Ghost towns could have two different meanings. The first one refers to a town whose population is at an all-time low like areas have only citizen numbers in the hundreds. Ghost towns could also mean a town or city that is famous for having supernatural phenomena. These kinds of towns are popular for tourists who are looking for sites that could offer scary thrills like haunted tours and ghost hunts. The small village of Madrid in New Mexico has both – a small population of 400 residents and several haunted places to explore.
The Eventful History of Madrid, New Mexico
For a millennium and a half, the area that is now known as Madrid, New Mexico has long been the residence of Native Americans. They used the surrounding hilly areas to mine for turquoise and lead. When the Spaniards came to America, they utilized the natives they conquered to mine for silver. Some of the Spaniards settled and founded ranches and farms. However, it was not until the finding of coal deposits in 1835 that the population started to grow. More workers and prospectors came to the place that became modern-day Madrid as gold deposits were also found in the nearby San Pedro mountains. Madrid was officially made into a town in 1869. When the Sante Fe Railroad was connected to Madrid in the 1880s, coal mining became a large-scale industry for the town. This paved the way for the town to be advance and become more commercialized that electric companies, stores, hospitals, and schools were finally established.
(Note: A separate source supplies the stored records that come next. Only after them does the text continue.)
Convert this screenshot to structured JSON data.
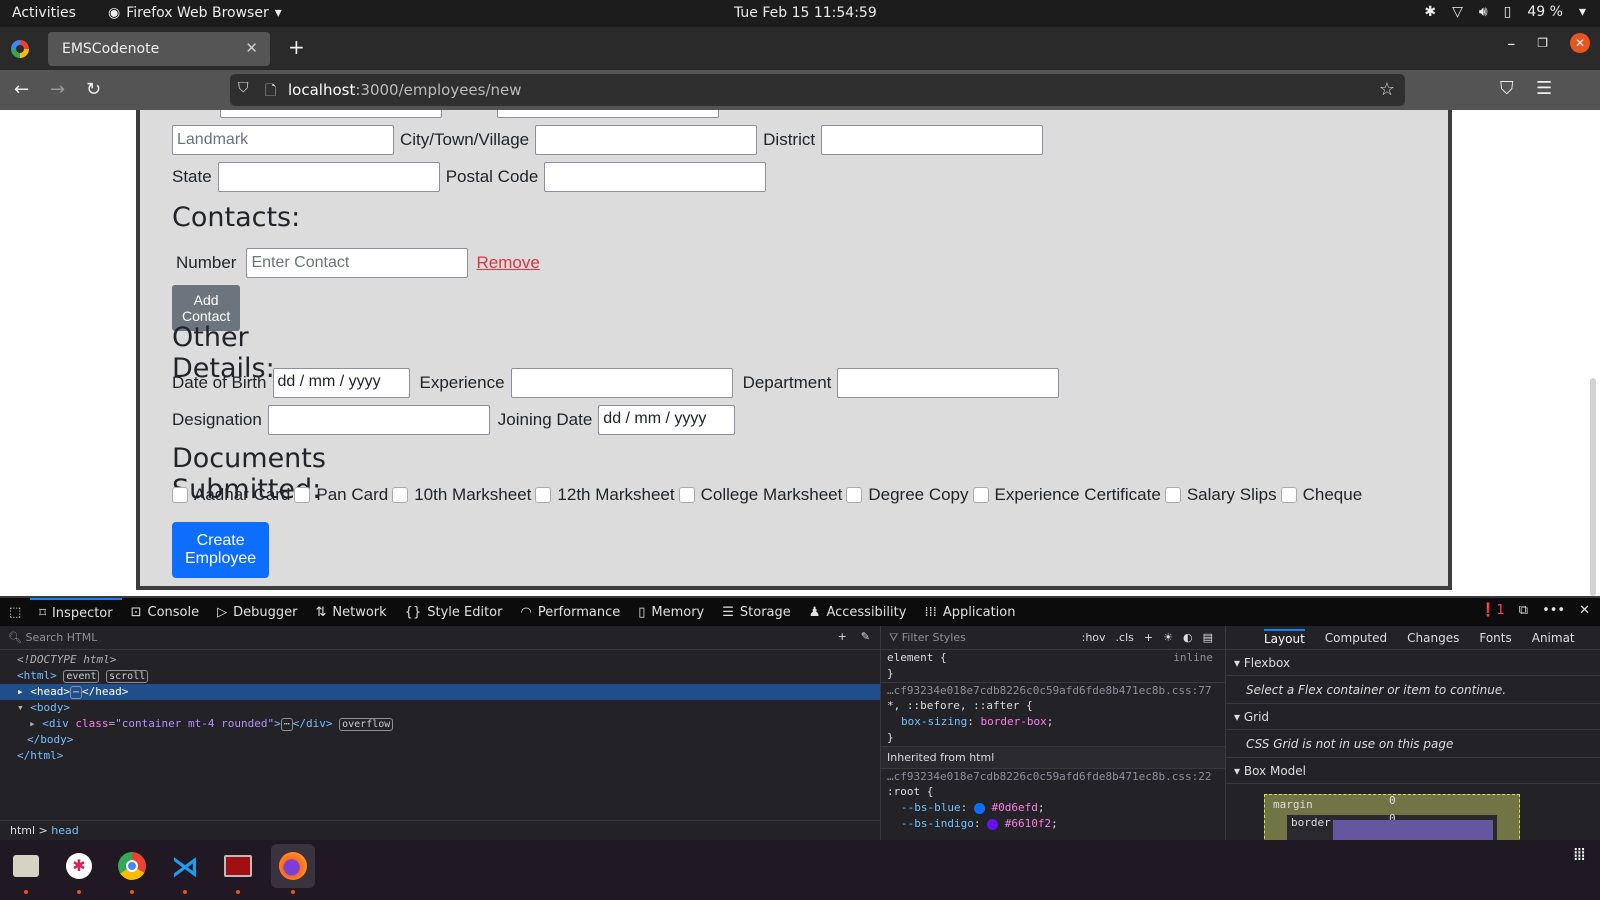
{
  "topbar": {
    "activities": "Activities",
    "app_name": "Firefox Web Browser",
    "clock": "Tue Feb 15  11:54:59",
    "battery": "49 %"
  },
  "browser": {
    "tab_title": "EMSCodenote",
    "url_host": "localhost",
    "url_path": ":3000/employees/new"
  },
  "form": {
    "address": {
      "landmark_placeholder": "Landmark",
      "city_label": "City/Town/Village",
      "district_label": "District",
      "state_label": "State",
      "postal_label": "Postal Code"
    },
    "contacts": {
      "heading": "Contacts:",
      "number_label": "Number",
      "number_placeholder": "Enter Contact",
      "remove_label": "Remove",
      "add_label": "Add Contact"
    },
    "other": {
      "heading": "Other Details:",
      "dob_label": "Date of Birth",
      "dob_value": "dd / mm / yyyy",
      "experience_label": "Experience",
      "department_label": "Department",
      "designation_label": "Designation",
      "joining_label": "Joining Date",
      "joining_value": "dd / mm / yyyy"
    },
    "documents": {
      "heading": "Documents Submitted:",
      "items": [
        {
          "label": "Aadhar Card",
          "checked": false
        },
        {
          "label": "Pan Card",
          "checked": false
        },
        {
          "label": "10th Marksheet",
          "checked": false
        },
        {
          "label": "12th Marksheet",
          "checked": false
        },
        {
          "label": "College Marksheet",
          "checked": false
        },
        {
          "label": "Degree Copy",
          "checked": false
        },
        {
          "label": "Experience Certificate",
          "checked": false
        },
        {
          "label": "Salary Slips",
          "checked": false
        },
        {
          "label": "Cheque",
          "checked": false
        }
      ]
    },
    "submit_label": "Create Employee"
  },
  "devtools": {
    "tools": [
      "Inspector",
      "Console",
      "Debugger",
      "Network",
      "Style Editor",
      "Performance",
      "Memory",
      "Storage",
      "Accessibility",
      "Application"
    ],
    "error_count": "1",
    "search_placeholder": "Search HTML",
    "tree": {
      "doctype": "<!DOCTYPE html>",
      "html_open": "<html>",
      "badge_event": "event",
      "badge_scroll": "scroll",
      "head": "<head>",
      "head_close": "</head>",
      "body_open": "<body>",
      "div_tag": "<div",
      "div_attr": "class",
      "div_val": "\"container mt-4 rounded\"",
      "div_close": "</div>",
      "badge_overflow": "overflow",
      "body_close": "</body>",
      "html_close": "</html>"
    },
    "breadcrumbs": [
      "html",
      "head"
    ],
    "rules": {
      "filter_placeholder": "Filter Styles",
      "hov": ":hov",
      "cls": ".cls",
      "element_rule": "element {",
      "inline": "inline",
      "src1": "…cf93234e018e7cdb8226c0c59afd6fde8b471ec8b.css:77",
      "selector1": "*, ::before, ::after",
      "prop1": "box-sizing",
      "val1": "border-box",
      "inherited": "Inherited from html",
      "src2": "…cf93234e018e7cdb8226c0c59afd6fde8b471ec8b.css:22",
      "selector2": ":root",
      "vars": [
        {
          "name": "--bs-blue",
          "value": "#0d6efd",
          "color": "#0d6efd"
        },
        {
          "name": "--bs-indigo",
          "value": "#6610f2",
          "color": "#6610f2"
        }
      ]
    },
    "layout": {
      "tabs": [
        "Layout",
        "Computed",
        "Changes",
        "Fonts",
        "Animat"
      ],
      "flexbox": "Flexbox",
      "flexbox_msg": "Select a Flex container or item to continue.",
      "grid": "Grid",
      "grid_msg": "CSS Grid is not in use on this page",
      "boxmodel": "Box Model",
      "margin_label": "margin",
      "margin_value": "0",
      "border_label": "border",
      "border_value": "0"
    }
  },
  "dock": [
    "Files",
    "Slack",
    "Chrome",
    "VS Code",
    "Terminal",
    "Firefox"
  ]
}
The height of the coal industry reached its peak in the 1920s. Although, in the 1970s, when coal began to be replaced by natural gas as the primary source of heating, the economy of Madrid collapsed, and citizens began moving away. There was a time when the whole time was even listed for sale in the Wall Street Journal for $250,000. Through the efforts of Joe Huber, a man determined to revive the town, Madrid is now a picturesque destination along the famous Turquoise Trail Scenic Byway.
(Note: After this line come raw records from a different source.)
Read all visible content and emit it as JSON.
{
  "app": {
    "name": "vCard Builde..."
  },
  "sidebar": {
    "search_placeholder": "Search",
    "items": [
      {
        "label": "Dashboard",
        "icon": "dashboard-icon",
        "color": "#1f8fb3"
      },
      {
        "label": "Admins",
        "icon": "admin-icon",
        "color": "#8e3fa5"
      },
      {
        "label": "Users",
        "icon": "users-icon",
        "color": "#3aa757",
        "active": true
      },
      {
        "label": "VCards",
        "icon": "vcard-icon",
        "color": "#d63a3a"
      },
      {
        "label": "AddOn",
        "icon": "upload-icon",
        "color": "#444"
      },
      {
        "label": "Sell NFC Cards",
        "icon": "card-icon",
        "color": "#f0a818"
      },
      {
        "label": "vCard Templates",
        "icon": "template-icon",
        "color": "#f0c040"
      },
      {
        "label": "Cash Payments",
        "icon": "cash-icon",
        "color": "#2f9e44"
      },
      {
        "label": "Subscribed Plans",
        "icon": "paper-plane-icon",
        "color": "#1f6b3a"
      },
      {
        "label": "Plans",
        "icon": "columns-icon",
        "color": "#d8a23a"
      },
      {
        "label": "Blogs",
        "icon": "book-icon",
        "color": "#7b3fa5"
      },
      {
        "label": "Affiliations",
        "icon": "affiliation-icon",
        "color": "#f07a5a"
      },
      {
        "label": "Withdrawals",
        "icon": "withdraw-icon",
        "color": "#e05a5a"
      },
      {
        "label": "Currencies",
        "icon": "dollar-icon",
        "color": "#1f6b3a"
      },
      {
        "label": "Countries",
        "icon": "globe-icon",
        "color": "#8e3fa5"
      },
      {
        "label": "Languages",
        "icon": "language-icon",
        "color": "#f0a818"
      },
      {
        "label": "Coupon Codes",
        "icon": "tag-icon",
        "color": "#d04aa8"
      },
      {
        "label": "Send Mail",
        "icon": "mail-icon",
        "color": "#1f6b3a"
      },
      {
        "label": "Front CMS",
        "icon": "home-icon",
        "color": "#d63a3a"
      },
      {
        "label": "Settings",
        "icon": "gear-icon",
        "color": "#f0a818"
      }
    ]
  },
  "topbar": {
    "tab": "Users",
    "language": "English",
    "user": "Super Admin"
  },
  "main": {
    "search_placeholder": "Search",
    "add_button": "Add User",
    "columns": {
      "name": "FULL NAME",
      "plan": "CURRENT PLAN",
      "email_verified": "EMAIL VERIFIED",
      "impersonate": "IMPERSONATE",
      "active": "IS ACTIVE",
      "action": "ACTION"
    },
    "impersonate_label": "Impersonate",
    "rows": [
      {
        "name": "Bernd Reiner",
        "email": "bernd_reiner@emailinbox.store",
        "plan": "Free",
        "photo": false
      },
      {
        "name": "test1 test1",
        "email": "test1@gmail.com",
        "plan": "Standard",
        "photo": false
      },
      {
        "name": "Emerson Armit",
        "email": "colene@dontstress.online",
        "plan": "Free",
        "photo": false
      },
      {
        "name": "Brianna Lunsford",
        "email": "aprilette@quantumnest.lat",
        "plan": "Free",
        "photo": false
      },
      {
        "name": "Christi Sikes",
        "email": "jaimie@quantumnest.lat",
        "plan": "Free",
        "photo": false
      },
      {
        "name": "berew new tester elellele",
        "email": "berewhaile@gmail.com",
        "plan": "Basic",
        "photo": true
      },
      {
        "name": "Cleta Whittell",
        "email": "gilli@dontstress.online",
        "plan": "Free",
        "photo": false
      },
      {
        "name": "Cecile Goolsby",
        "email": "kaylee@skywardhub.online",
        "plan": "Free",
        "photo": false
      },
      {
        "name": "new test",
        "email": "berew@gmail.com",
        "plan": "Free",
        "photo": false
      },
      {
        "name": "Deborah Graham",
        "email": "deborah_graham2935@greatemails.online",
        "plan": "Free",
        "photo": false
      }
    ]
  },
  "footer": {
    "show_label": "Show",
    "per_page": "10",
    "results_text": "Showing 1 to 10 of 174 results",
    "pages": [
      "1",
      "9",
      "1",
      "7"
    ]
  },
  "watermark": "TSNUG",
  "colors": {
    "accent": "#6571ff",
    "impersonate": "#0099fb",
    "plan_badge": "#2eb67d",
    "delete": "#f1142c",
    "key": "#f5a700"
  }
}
Haunting Excitement in Madrid
Madrid is well-known for its annual lighting displays during the Christmas season. It is also a haven for tourists with its many cafes and bed-and-breakfast inns. Other attractions that the town offers include as well the old Catholic Church, the Miner’s Amusement Hall, and the Coal Mining Museum. Topping all of these must-see places are the spooky haunts that could be found all over the town. For guests and visitors looking for ghost haunts, there have been many reported sightings in old homes, the cemetery, the old church, and the town’s Mine Shaft Tavern. A famous sighting is that of the ghosts of Main Street – a silent cowboy escorting a fashionable Spanish woman. Tales of the legendary La Llorona or the Weeping Woman is numbered among the spirits of the town. Even if many stipulate that this ghost is nothing more than a myth, the locals of New Mexico still believe that the ghost of a tall, thin, and beautiful woman wanders their Southwestern towns.
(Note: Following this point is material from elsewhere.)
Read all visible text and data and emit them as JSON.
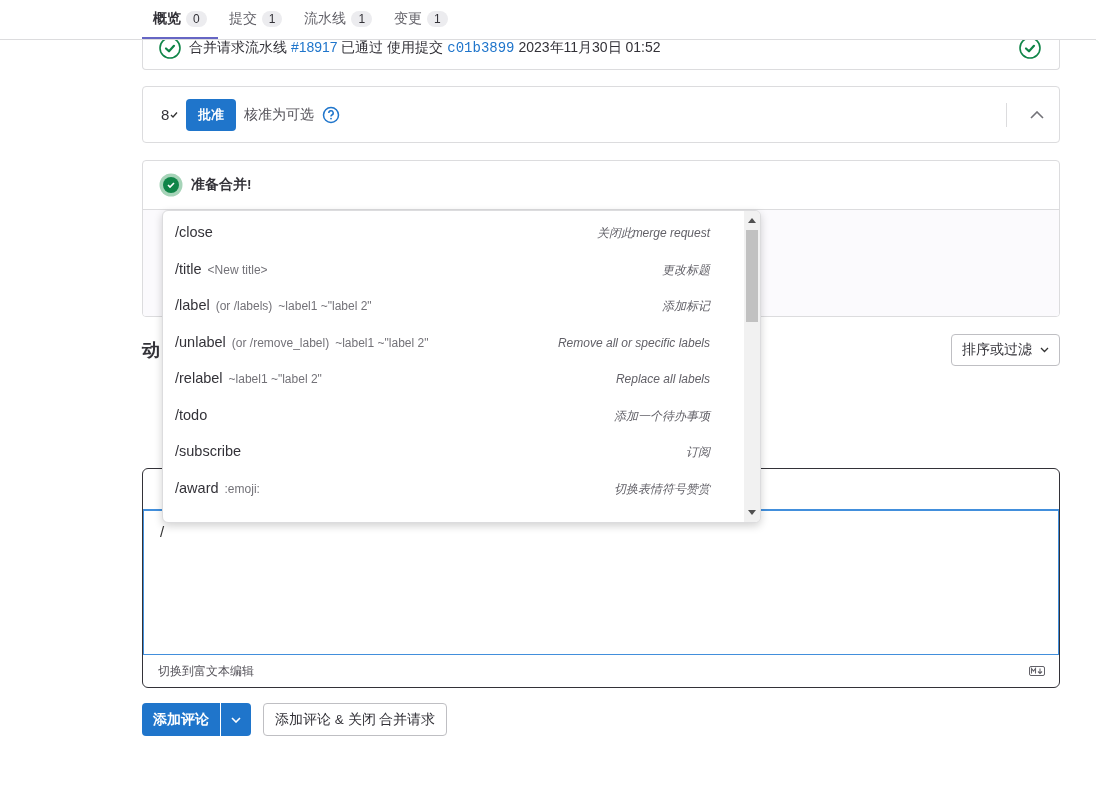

Among all the rumored haunted places in the small village of Madrid, the most notorious is the Mine Shaft Tavern. The original tavern was burned down in 1944 but was rebuilt and remodeled through the years. It is known to have the longest bar in all of New Mexico. Creepy and unexplained phenomena, like a ghost in the mirror, breaking glass, unexplained sounds, and moving furniture, can be experienced there.